Editing: In general, editing is limited to checking for typos, inserting short headers to break the article into sections, and other minor changes. In addition, the editor prepares an executive summary and returns the article with the summary for your final approval.
Biography: You should include a short biographical statement informing the readers of your expertise and including an email address. If possible, you should also include a photograph in electronic format
Format: MSWord, WordPerfect and RTF formats are acceptable. PDF format is not acceptable because it cannot be edited.
We always modify the style to be consistent, but you may want to observe the following:
All citations are put in endnotes.
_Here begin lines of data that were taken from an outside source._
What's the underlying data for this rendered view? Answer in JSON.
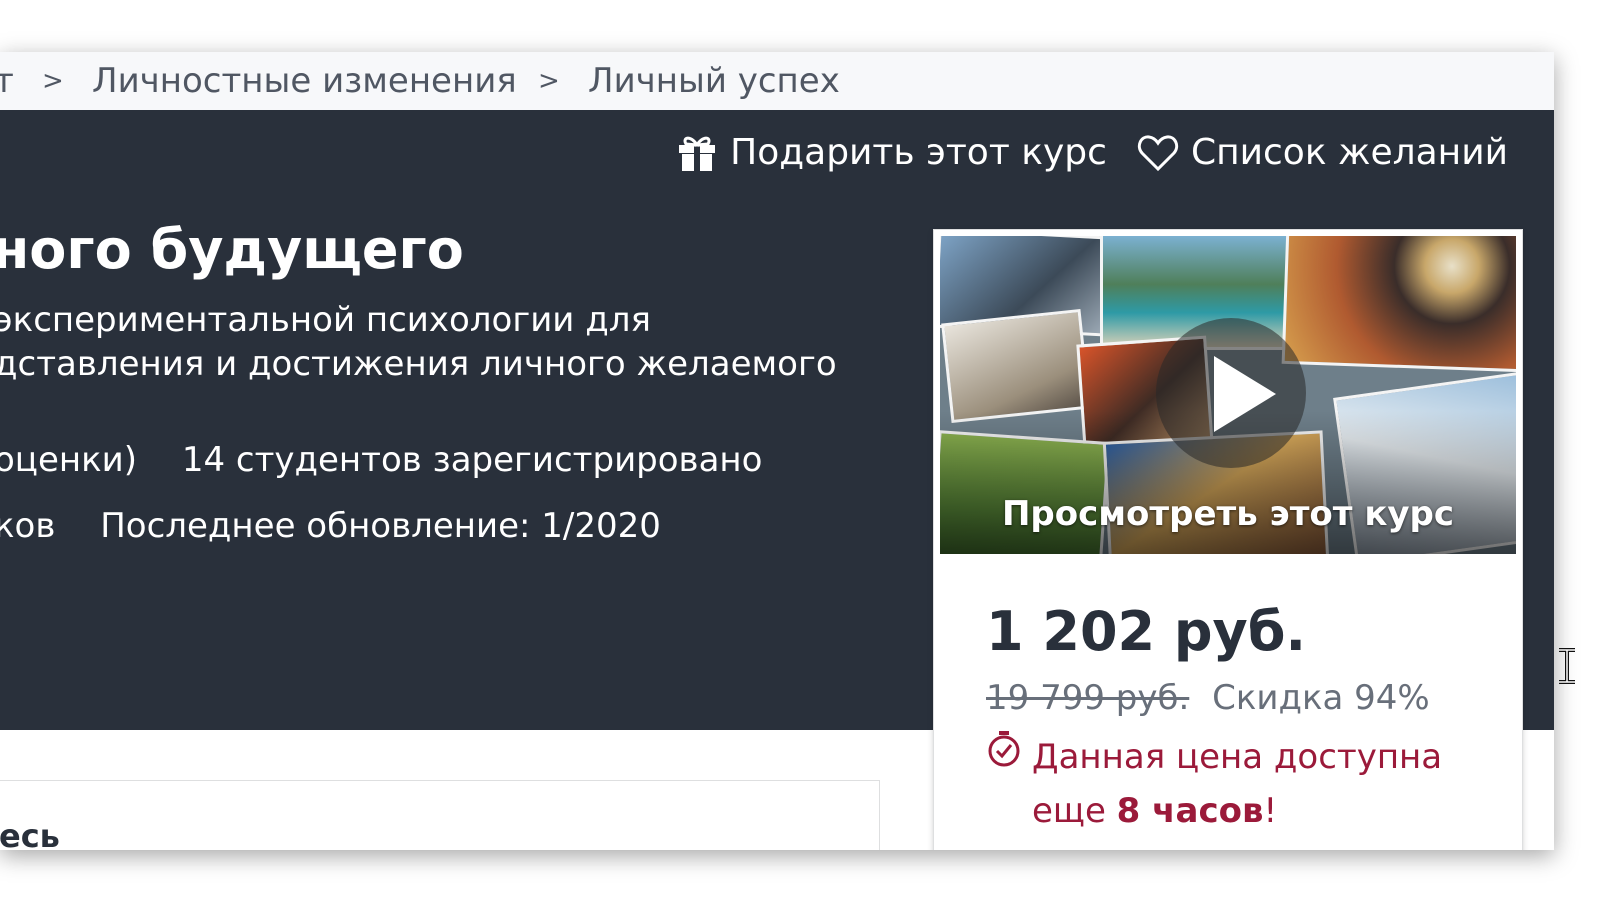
{
  "breadcrumb": {
    "items": [
      "т",
      "Личностные изменения",
      "Личный успех"
    ],
    "separator": ">"
  },
  "actions": {
    "gift_label": "Подарить этот курс",
    "wishlist_label": "Список желаний"
  },
  "course": {
    "title": "ного будущего",
    "subtitle_line1": "экспериментальной психологии для",
    "subtitle_line2": "дставления и достижения личного желаемого",
    "ratings_fragment": "оценки)",
    "students": "14 студентов зарегистрировано",
    "languages_fragment": "ков",
    "last_updated": "Последнее обновление: 1/2020"
  },
  "below": {
    "heading_fragment": "есь"
  },
  "sidebar": {
    "preview_label": "Просмотреть этот курс",
    "price": "1 202 руб.",
    "old_price": "19 799 руб.",
    "discount": "Скидка 94%",
    "timer_text_1": "Данная цена доступна",
    "timer_text_2_prefix": "еще ",
    "timer_bold": "8 часов",
    "timer_suffix": "!"
  },
  "colors": {
    "hero_bg": "#29303b",
    "breadcrumb_bg": "#f7f8fa",
    "urgency": "#9b1a3a",
    "muted": "#686f7a"
  },
  "icons": [
    "gift-icon",
    "heart-icon",
    "play-icon",
    "stopwatch-icon",
    "text-cursor-icon"
  ]
}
Case names are always italicized, never underlined.
Abbreviations in case citations do not use periods.
Authority from other states should have citations to regional reporters.
Title, headings and subheadings are bold, never underlined
Guidelines for quotation marks and punctuation:
Periods and commas are always inside.
Colons and semicolons always outside.
Question marks and exclamation points are placed according to meaning:
Special Tips for Non-Lawyer Authors
The Quarterly welcomes articles by consultants and experts whose area of expertise is of interest to practicing trial lawyers. Here are some suggestions to make the articles more effective:
1. Write for the audience.
This is the first rule of effective writing. In practical terms, this means that you need to be alert to jargon. Jargon is a good, effective way of communicating within a field of expertise, but it becomes a barrier to those outside of it. The solution is to use the jargon but explain the term. Doing this educates your reader about your field of expertise and draws him or her closer to you by showing that you know how to communicate across professional boundaries.
2. Avoid the first person.
If you write in the style of “what I do for my clients is . . .” or “we helped win a case by doing . . .,” it sounds like an advertisement. It is more readable and more effective to write in the third person: “The attorney should expect the consultant to be able to do the following . . .,” and “to build an effective case, the attorney and the consultant should . . ..”
MDTC\ Author Guidelines 8 0101